Having taken into account that period, I consider that a detention order of four months of what would otherwise be left of the period of detention will not serve any additional useful purpose. Instead in accordance with section 94 (1) (f) of The Children Act, I impose an order of probation of ten (10) months starting today. He is placed under the supervision of the District probation officer and the Family and Children's Court having jurisdiction in the district or area for the time being in which the juvenile offender resides or will reside. In addition, in accordance with section 94 (1) (d) of The Children Act, I impose an order binding the juvenile offender over to be of good behaviour for a period of six (6) months starting today.
It is mandatory under section 286 (4) of The Penal Code Act, where a person is convicted of Aggravated Robbery c/s 285 and 286 (2), unless the offender is sentenced to death, for the court to order the person convicted to pay such sum by way of compensation to any person to the prejudice of whom the robbery was committed, as in the opinion of the court is just having regard to the injury or loss suffered by such person. The three convicts A1 Tabu Benson, A2 Rubangakene Christopher and A5 Ocaya Jacob admitted having robbed the victim of propety valued at Shs. 981,000/=. Each of the three convicts is to compensate the victim Adokorach Sharon in the sum Shs. 100,000/= hence a total of Shs. 300,000/=. in addition to serving the custodial sentence.
Having been convicted on their respective pleas of guilty, each of the three convicts is advised that he has a right of appeal against the severity and legality of the sentence, within a period of fourteen days. Having been adjudged responsible and the disposition order made on basis of his own plea of guilty, the juvenile offender too is advised that he has a right of appeal against the legality and severity of that orders, within a period of fourteen days

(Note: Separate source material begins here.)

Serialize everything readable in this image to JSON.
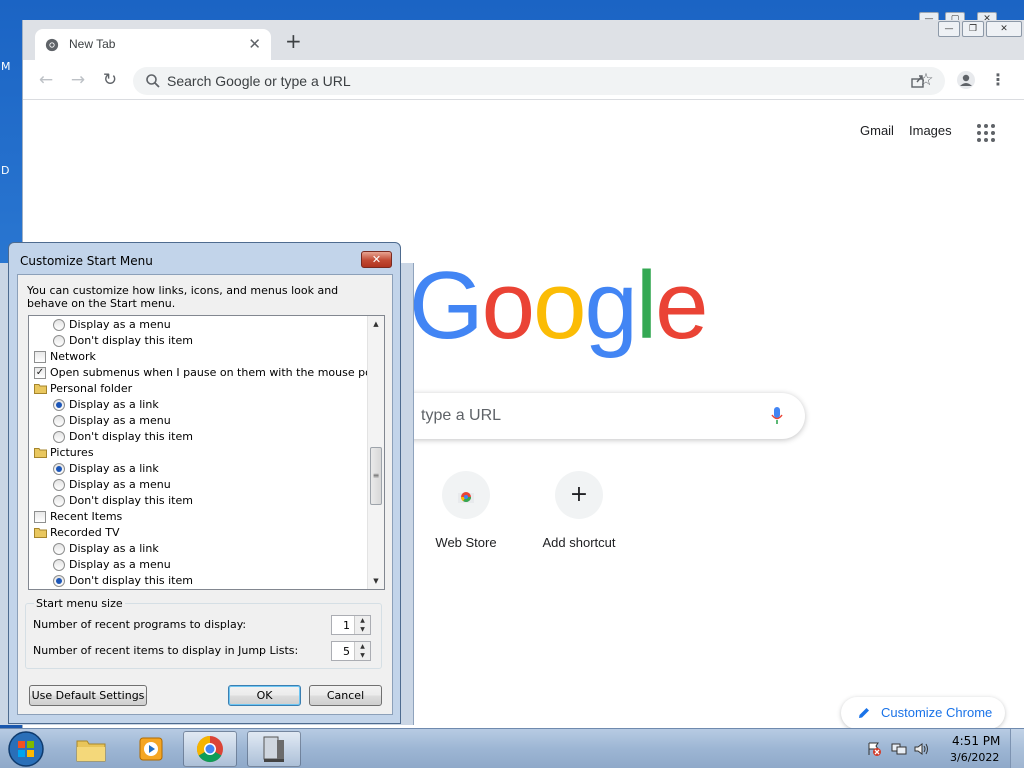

Dated at Gulu this 8th day of August, 2018. …………………………………..
8th August, 2018.